"House Republicans have snagged high-profile witnesses for a Sept. 18 hearing on the White House's new climate plan: Environmental Protection Agency Administrator Gina McCarthy and Energy Secretary Ernest Moniz."
"It was supposed to be a few days of relative bipartisan bonhomie in the Senate: A modest but popular energy bill was on the floor.

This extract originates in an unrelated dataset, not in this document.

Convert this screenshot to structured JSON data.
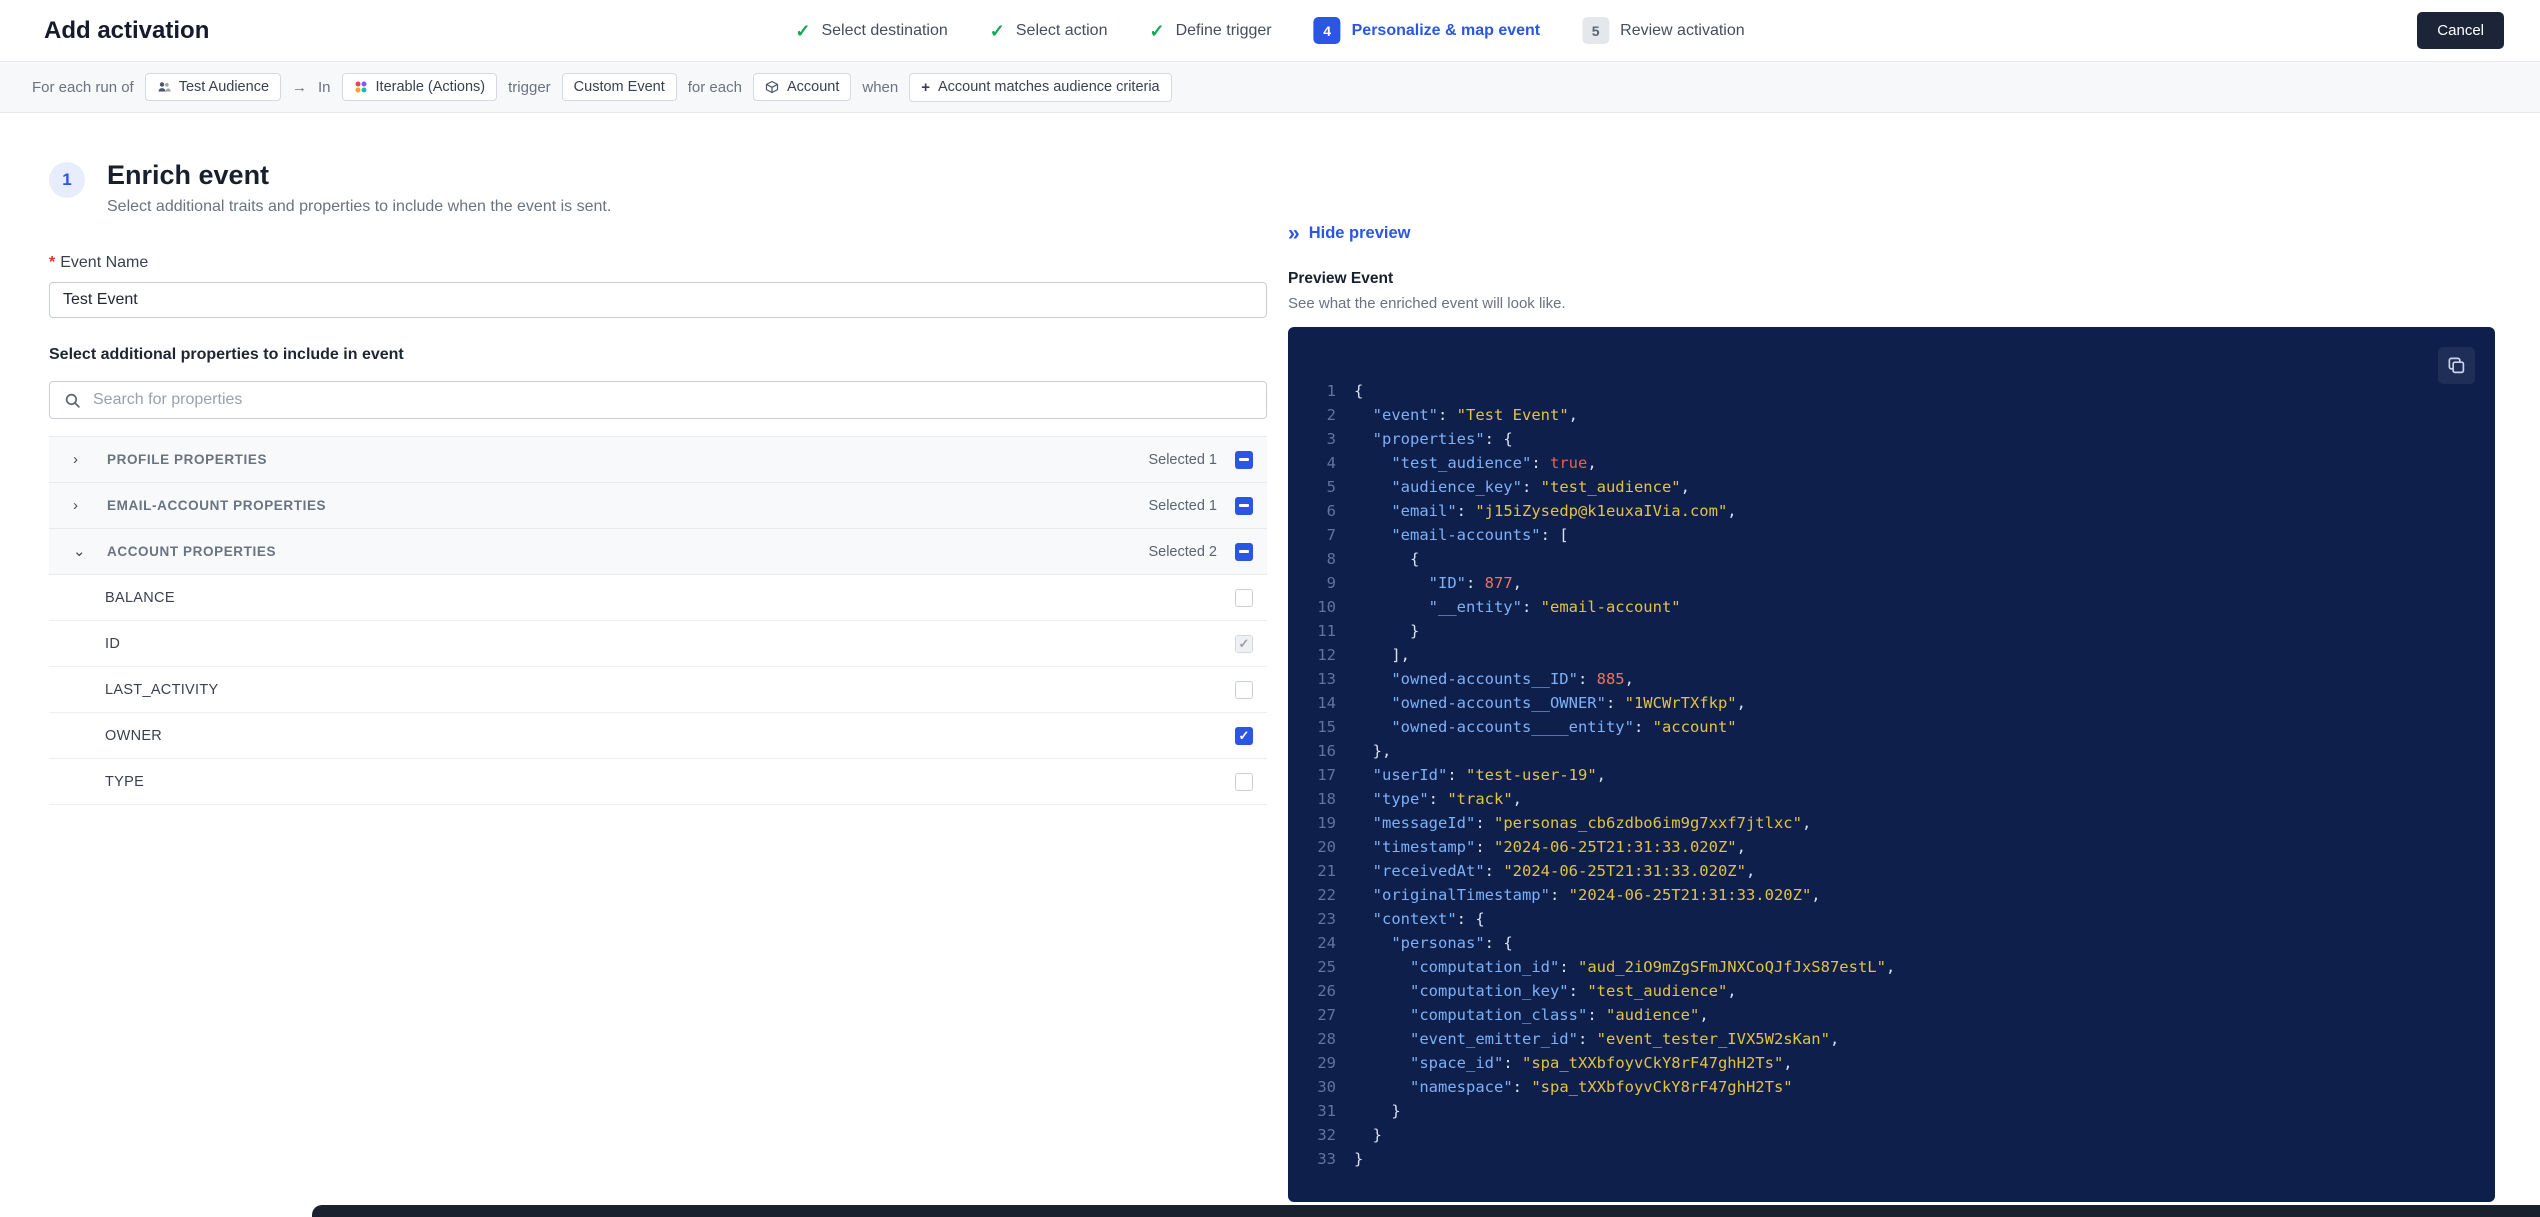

Though senators may have faced a tough vote or two on U.S. EPA rules or the Keystone XL pipeline, the bill was expected to make it across the finish line, demonstrating that at least one chamber of Congress could function."
"Top executives with [Canada's] insurance sector — which suffered losses of more than $2 billion in southern Alberta’s recent floods — unanimously agree Canada will see more such disasters due to intense rains caused by climate change, making comprehensive flood insurance unavailable to homeowners."
"Drilling for shale gas through hydraulic fracturing, or fracking, appears to cause smaller leaks of the greenhouse gas methane than the federal government had estimated, and considerably smaller than some critics of shale gas had feared, according to a peer-reviewed study released on Monday."
"Scientists watching Antarctica's Pine Island Glacier from space have noticed with some alarm that it has been surging toward the sea."
"Some parts of nature and human society are more vulnerable than expected to climate change, according to a draft of a U.N. report that adds a new purple color to a key diagram to show worsening risks beyond the red used so far."
"This month, the Environmental Protection Agency will propose standards that will establish stricter pollution limits for gas-fired power plants than coal-fired power plants, according to individuals who were briefed on the matter but asked not to be identified because the rule was not public yet."
Under law, Pennsylvania was supposed to publish a report outlining climate change impacts on the state by Spring 2012. But the Department of Environmental Protection says it is still being reviewed, and nobody will say when it might be published.
"MILWAUKEE -- Placing water retention structures in the St. Clair River may not be enough to counteract the effects of a warming climate and raise Lakes Huron and Michigan to their normal levels, experts said Monday."